• Activity: All of the data, except its images, should be set down exactly as it appears.

[[ Exercise inputs open ]]

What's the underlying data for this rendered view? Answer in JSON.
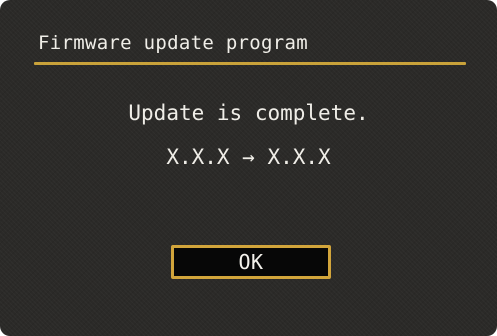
{
  "dialog": {
    "title": "Firmware update program",
    "message": "Update is complete.",
    "version_line": "X.X.X → X.X.X",
    "ok_label": "OK"
  },
  "colors": {
    "background": "#2b2a28",
    "accent": "#c9a23a",
    "button_fill": "#070707",
    "text": "#f0eee8"
  }
}
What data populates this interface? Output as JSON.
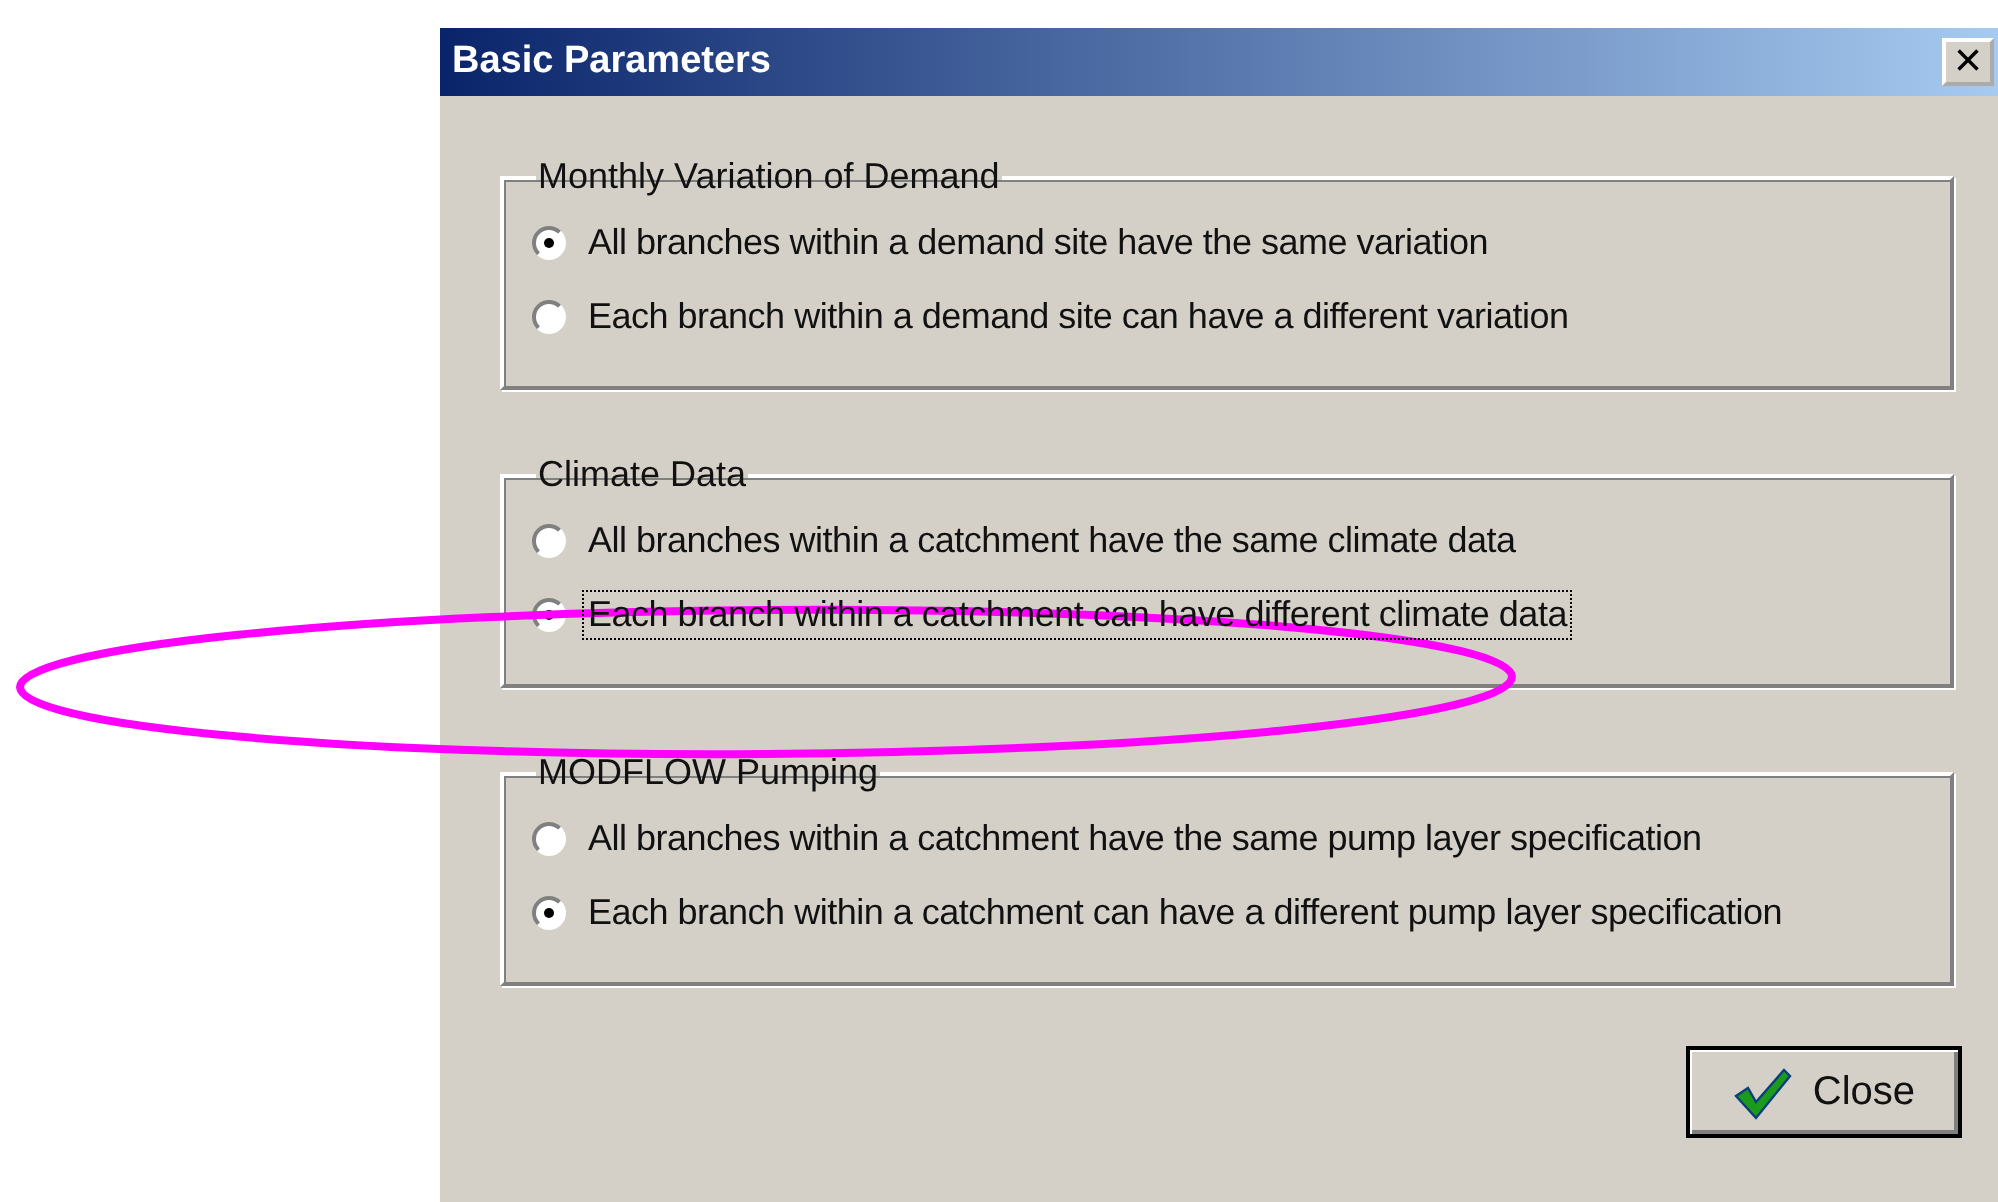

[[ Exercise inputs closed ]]

• Your solution:
What's the underlying data for this rendered view? Answer in JSON.
{
  "dialog": {
    "title": "Firmware update program",
    "message": "Update is complete.",
    "version_line": "X.X.X → X.X.X",
    "ok_label": "OK"
  },
  "colors": {
    "background": "#2b2a28",
    "accent": "#c9a23a",
    "button_fill": "#070707",
    "text": "#f0eee8"
  }
}
What data populates this interface? Output as JSON.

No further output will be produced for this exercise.